[Work task] Search the records below for the word "Inventory". Pull out each line that has it.

[Data entries]
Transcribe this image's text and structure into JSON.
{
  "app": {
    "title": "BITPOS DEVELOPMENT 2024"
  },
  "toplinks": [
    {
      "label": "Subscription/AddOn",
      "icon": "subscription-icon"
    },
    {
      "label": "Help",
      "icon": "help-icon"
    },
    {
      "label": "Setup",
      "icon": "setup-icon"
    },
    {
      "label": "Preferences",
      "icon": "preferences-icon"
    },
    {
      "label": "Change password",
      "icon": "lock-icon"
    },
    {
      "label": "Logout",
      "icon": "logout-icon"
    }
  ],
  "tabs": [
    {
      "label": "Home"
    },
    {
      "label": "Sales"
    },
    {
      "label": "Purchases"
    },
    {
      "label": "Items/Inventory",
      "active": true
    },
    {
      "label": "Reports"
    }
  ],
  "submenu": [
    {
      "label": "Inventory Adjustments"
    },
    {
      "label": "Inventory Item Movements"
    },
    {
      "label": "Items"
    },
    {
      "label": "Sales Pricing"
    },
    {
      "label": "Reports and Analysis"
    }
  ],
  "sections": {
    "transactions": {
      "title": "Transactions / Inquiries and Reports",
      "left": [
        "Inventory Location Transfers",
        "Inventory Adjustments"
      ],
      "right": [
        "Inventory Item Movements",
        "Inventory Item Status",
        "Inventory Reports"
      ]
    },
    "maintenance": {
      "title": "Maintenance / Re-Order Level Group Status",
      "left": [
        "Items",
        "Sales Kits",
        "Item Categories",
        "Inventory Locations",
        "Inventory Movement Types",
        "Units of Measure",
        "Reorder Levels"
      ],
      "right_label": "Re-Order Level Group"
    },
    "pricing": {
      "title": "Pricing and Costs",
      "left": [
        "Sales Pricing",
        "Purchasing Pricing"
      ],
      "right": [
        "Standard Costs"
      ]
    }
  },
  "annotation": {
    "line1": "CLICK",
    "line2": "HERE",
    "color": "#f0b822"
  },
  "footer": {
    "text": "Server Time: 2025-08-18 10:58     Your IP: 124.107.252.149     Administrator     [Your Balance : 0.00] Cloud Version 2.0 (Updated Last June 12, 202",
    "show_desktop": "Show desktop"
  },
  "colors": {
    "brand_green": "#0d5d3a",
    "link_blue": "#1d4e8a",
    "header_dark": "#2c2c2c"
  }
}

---

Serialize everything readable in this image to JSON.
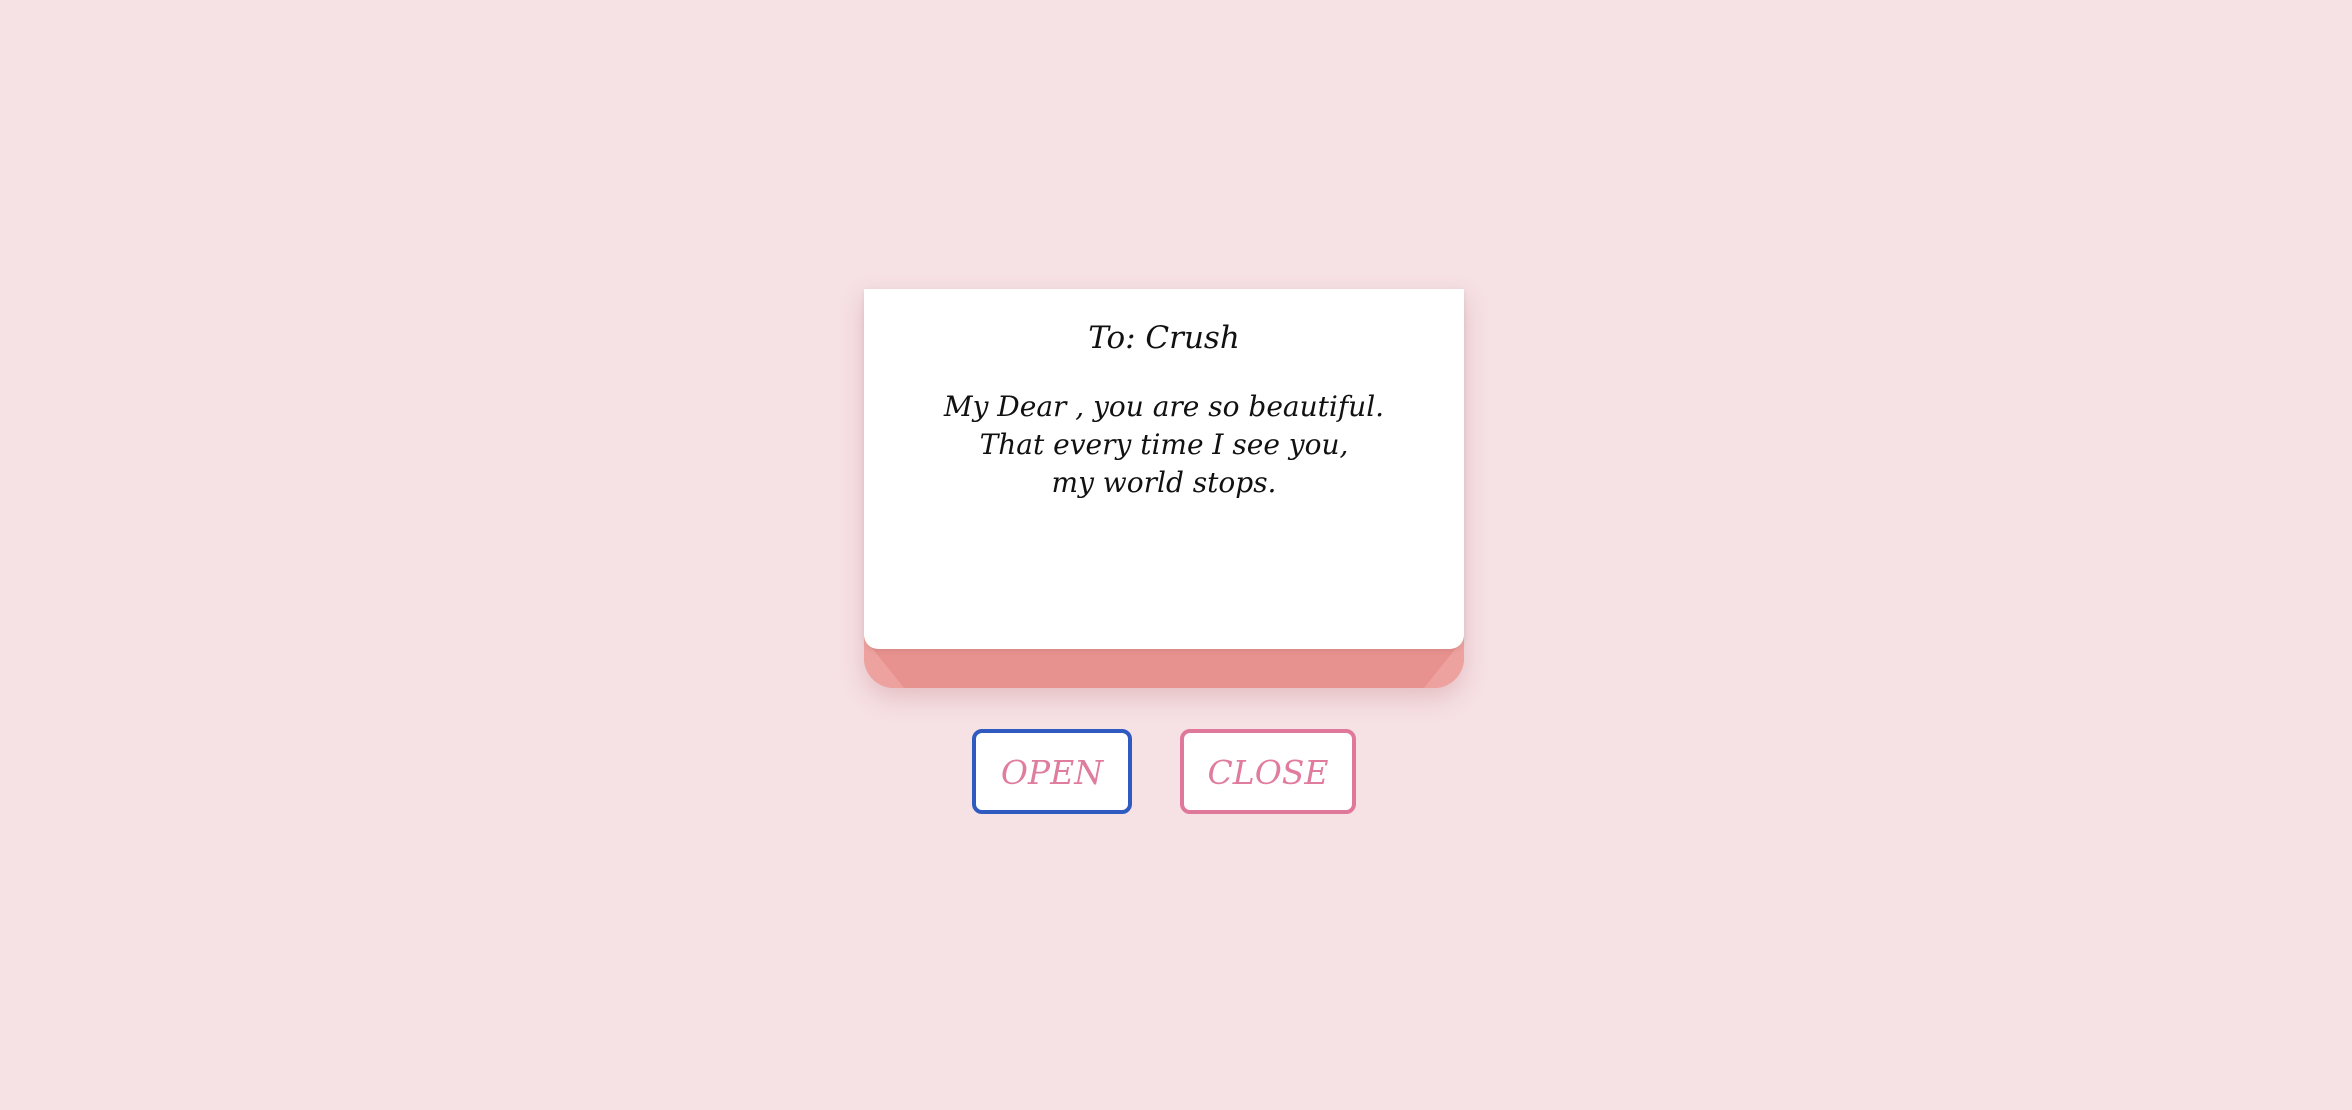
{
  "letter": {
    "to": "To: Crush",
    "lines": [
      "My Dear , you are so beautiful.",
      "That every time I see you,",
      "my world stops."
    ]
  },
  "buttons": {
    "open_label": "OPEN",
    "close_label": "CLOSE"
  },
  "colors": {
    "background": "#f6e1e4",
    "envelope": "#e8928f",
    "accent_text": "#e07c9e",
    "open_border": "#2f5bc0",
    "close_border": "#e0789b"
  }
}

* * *

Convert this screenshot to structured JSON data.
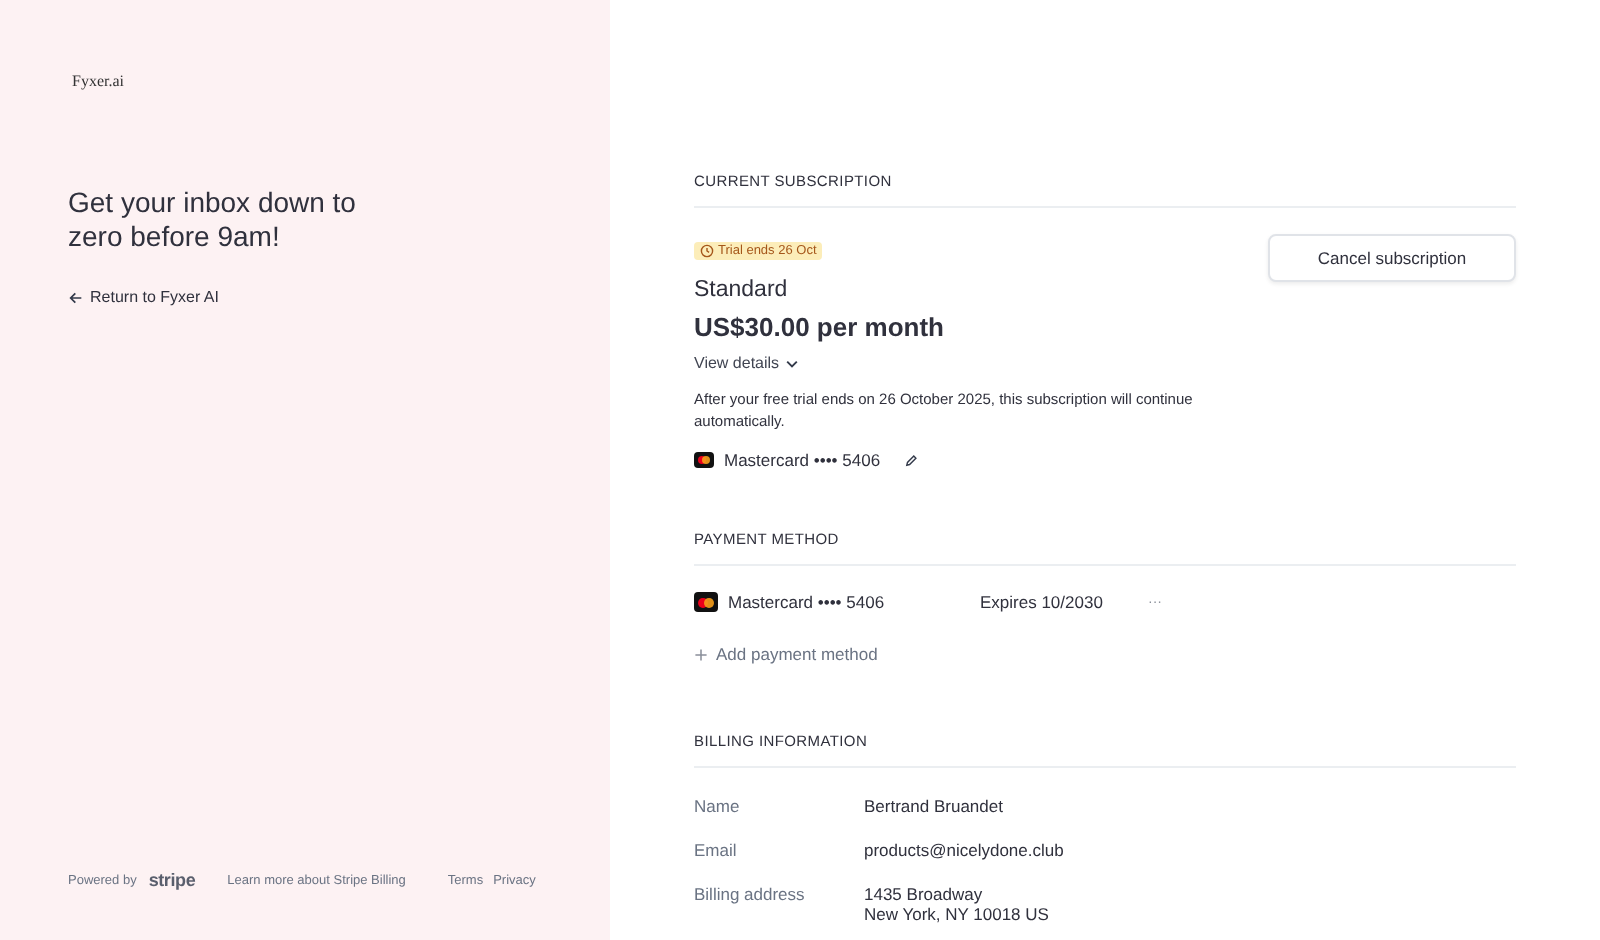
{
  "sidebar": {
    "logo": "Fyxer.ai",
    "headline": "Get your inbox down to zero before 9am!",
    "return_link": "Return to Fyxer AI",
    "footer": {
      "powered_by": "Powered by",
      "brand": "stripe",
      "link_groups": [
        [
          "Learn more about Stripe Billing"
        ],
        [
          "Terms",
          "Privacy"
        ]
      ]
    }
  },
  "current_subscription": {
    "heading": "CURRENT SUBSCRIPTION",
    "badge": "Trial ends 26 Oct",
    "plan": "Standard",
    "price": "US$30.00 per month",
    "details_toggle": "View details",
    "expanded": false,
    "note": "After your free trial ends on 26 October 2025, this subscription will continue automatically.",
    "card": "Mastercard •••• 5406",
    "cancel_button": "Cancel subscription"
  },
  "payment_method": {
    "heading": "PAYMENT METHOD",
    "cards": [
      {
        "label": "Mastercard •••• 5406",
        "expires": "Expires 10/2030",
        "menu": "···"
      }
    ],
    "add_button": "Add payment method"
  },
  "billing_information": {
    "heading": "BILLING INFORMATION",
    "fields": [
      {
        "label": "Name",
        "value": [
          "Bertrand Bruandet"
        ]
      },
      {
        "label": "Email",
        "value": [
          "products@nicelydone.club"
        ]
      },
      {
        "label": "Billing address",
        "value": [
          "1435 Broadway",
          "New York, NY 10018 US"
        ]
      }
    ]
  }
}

[Result for this exercise]
      "label": "Items/Inventory",
      "label": "Inventory Adjustments"
      "label": "Inventory Item Movements"
        "Inventory Location Transfers",
        "Inventory Adjustments"
        "Inventory Item Movements",
        "Inventory Item Status",
        "Inventory Reports"
        "Inventory Locations",
        "Inventory Movement Types",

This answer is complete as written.